◆ **Material provided**
==================================================

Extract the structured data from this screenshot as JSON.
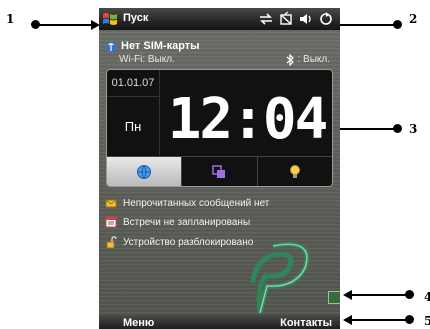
{
  "callouts": [
    "1",
    "2",
    "3",
    "4",
    "5"
  ],
  "titlebar": {
    "start_label": "Пуск",
    "tray_icons": [
      "sync-icon",
      "no-signal-icon",
      "volume-icon",
      "connection-icon"
    ]
  },
  "status": {
    "sim": "Нет SIM-карты",
    "wifi": "Wi-Fi: Выкл.",
    "bluetooth": ": Выкл."
  },
  "clock_widget": {
    "date": "01.01.07",
    "day": "Пн",
    "time": "12:04",
    "tabs": [
      "globe-icon",
      "windows-icon",
      "lightbulb-icon"
    ]
  },
  "today_items": [
    {
      "icon": "message-icon",
      "label": "Непрочитанных сообщений нет"
    },
    {
      "icon": "calendar-icon",
      "label": "Встречи не запланированы"
    },
    {
      "icon": "unlock-icon",
      "label": "Устройство разблокировано"
    }
  ],
  "softkeys": {
    "left": "Меню",
    "right": "Контакты"
  },
  "colors": {
    "background": "#5e625a",
    "bar": "#1e1e1e",
    "accent": "#2d8a5a"
  }
}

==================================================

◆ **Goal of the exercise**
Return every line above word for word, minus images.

◆ **Exercise answer**
Extract the structured data from this screenshot as JSON.
{
  "callouts": [
    "1",
    "2",
    "3",
    "4",
    "5"
  ],
  "titlebar": {
    "start_label": "Пуск",
    "tray_icons": [
      "sync-icon",
      "no-signal-icon",
      "volume-icon",
      "connection-icon"
    ]
  },
  "status": {
    "sim": "Нет SIM-карты",
    "wifi": "Wi-Fi: Выкл.",
    "bluetooth": ": Выкл."
  },
  "clock_widget": {
    "date": "01.01.07",
    "day": "Пн",
    "time": "12:04",
    "tabs": [
      "globe-icon",
      "windows-icon",
      "lightbulb-icon"
    ]
  },
  "today_items": [
    {
      "icon": "message-icon",
      "label": "Непрочитанных сообщений нет"
    },
    {
      "icon": "calendar-icon",
      "label": "Встречи не запланированы"
    },
    {
      "icon": "unlock-icon",
      "label": "Устройство разблокировано"
    }
  ],
  "softkeys": {
    "left": "Меню",
    "right": "Контакты"
  },
  "colors": {
    "background": "#5e625a",
    "bar": "#1e1e1e",
    "accent": "#2d8a5a"
  }
}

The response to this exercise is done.